Talking about KORS’ wholesale and retail segments
Both the retail and wholesale businesses remained under pressure in 2017. Comparable-store sales stayed negative through all four quarters, bottoming with a 14% decline in 4Q17.
Wholesale’s performance was even worse. The segment recorded a 17% decline in sales, largely driven by the company’s decision to reduce its departmental store footprint and promotional days.
Looking into 2018
Management expects a further slowdown in fiscal 2018. The top line is forecast to contract more than 5% to $4.25 billion, mainly driven by to tighter inventory control and reduction in promotional days.
Wholesale net sales are projected to decline at a low-teens rate. Retail sales are likely to remain flat with a high single-digit rate decline in sales comps. The company also plans to close 20 to 40 full-price stores in fiscal 2018 and another 80 to 85 stores next year.
For the first quarter of 2018, management has predicted a 6% to 8% decline in the top line. Sales comps are likely to fall at a high single-digit rate during the quarter.

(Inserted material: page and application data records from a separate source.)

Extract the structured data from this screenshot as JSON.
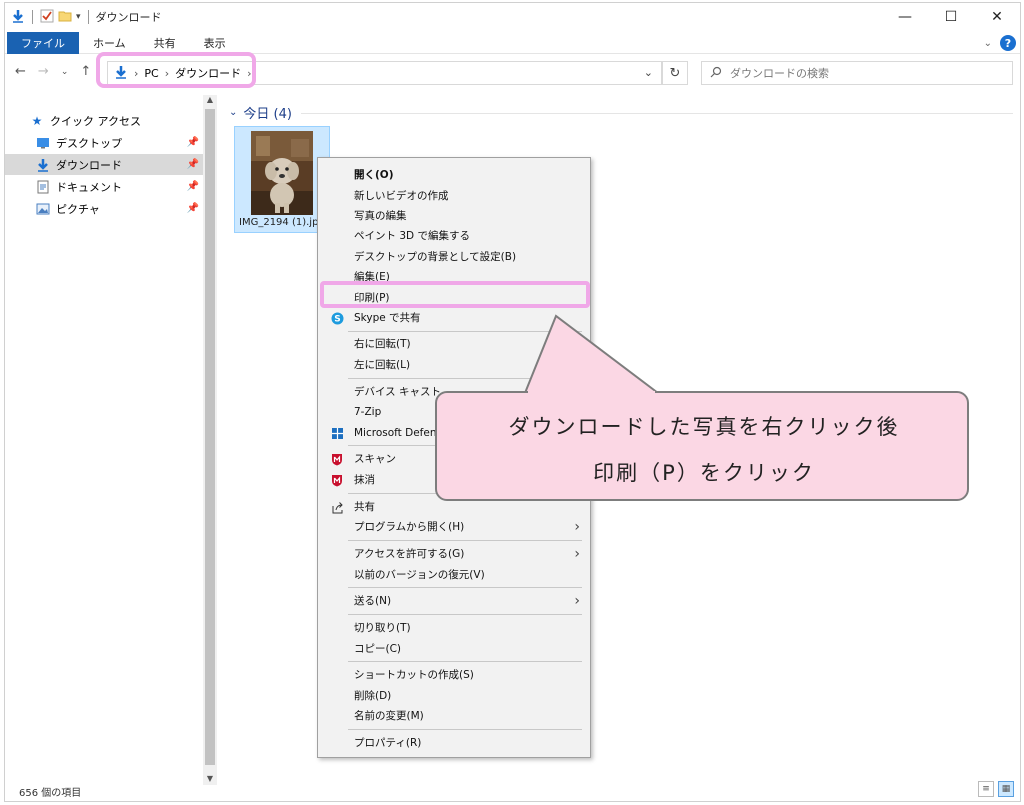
{
  "title": {
    "window_title": "ダウンロード",
    "minimize": "—",
    "maximize": "☐",
    "close": "✕"
  },
  "ribbon": {
    "tabs": [
      "ファイル",
      "ホーム",
      "共有",
      "表示"
    ]
  },
  "address": {
    "crumbs": [
      "PC",
      "ダウンロード"
    ],
    "search_placeholder": "ダウンロードの検索"
  },
  "nav": {
    "quick_access": "クイック アクセス",
    "items": [
      "デスクトップ",
      "ダウンロード",
      "ドキュメント",
      "ピクチャ"
    ]
  },
  "content": {
    "group_label": "今日 (4)",
    "file_name": "IMG_2194 (1).jpg"
  },
  "menu": {
    "items": [
      "開く(O)",
      "新しいビデオの作成",
      "写真の編集",
      "ペイント 3D で編集する",
      "デスクトップの背景として設定(B)",
      "編集(E)",
      "印刷(P)",
      "Skype で共有",
      "右に回転(T)",
      "左に回転(L)",
      "デバイス キャスト",
      "7-Zip",
      "Microsoft Defender",
      "スキャン",
      "抹消",
      "共有",
      "プログラムから開く(H)",
      "アクセスを許可する(G)",
      "以前のバージョンの復元(V)",
      "送る(N)",
      "切り取り(T)",
      "コピー(C)",
      "ショートカットの作成(S)",
      "削除(D)",
      "名前の変更(M)",
      "プロパティ(R)"
    ]
  },
  "callout": {
    "line1": "ダウンロードした写真を右クリック後",
    "line2": "印刷（P）をクリック"
  },
  "status": {
    "count": "656 個の項目"
  },
  "colors": {
    "highlight": "#f0a8e8",
    "callout_bg": "#fbd7e4",
    "accent": "#1a62b2"
  }
}
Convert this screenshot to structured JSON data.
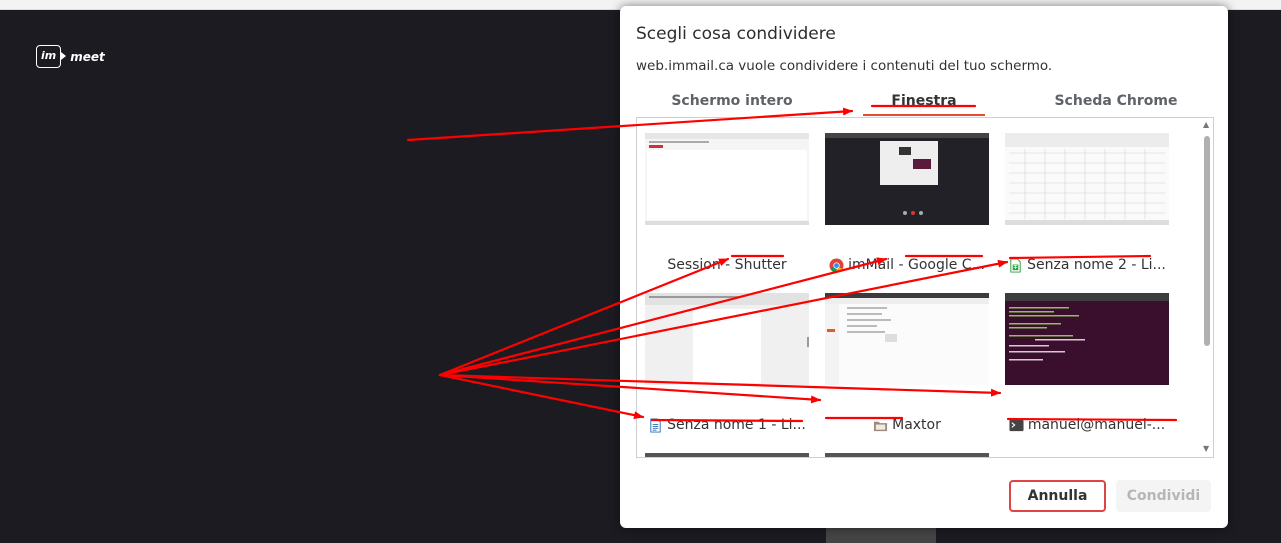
{
  "background": {
    "logo_im": "im",
    "logo_meet": "meet"
  },
  "dialog": {
    "title": "Scegli cosa condividere",
    "subtitle": "web.immail.ca vuole condividere i contenuti del tuo schermo.",
    "tabs": [
      {
        "label": "Schermo intero",
        "active": false
      },
      {
        "label": "Finestra",
        "active": true
      },
      {
        "label": "Scheda Chrome",
        "active": false
      }
    ],
    "windows": [
      {
        "label": "Session - Shutter",
        "icon": "none"
      },
      {
        "label": "imMail - Google C...",
        "icon": "chrome-icon"
      },
      {
        "label": "Senza nome 2 - Li...",
        "icon": "spreadsheet-icon"
      },
      {
        "label": "Senza nome 1 - Li...",
        "icon": "document-icon"
      },
      {
        "label": "Maxtor",
        "icon": "folder-icon"
      },
      {
        "label": "manuel@manuel-...",
        "icon": "terminal-icon"
      }
    ],
    "cancel_label": "Annulla",
    "share_label": "Condividi"
  },
  "colors": {
    "accent": "#e84c2e",
    "annotation": "#ff0000",
    "background": "#1d1b22"
  }
}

ETF investors seeking to add exposure to KORS can consider the iShares Edge MSCI Multifactor Consumer Discretionary ETF (CNDF), which invests 1.6% of its portfolio in the company.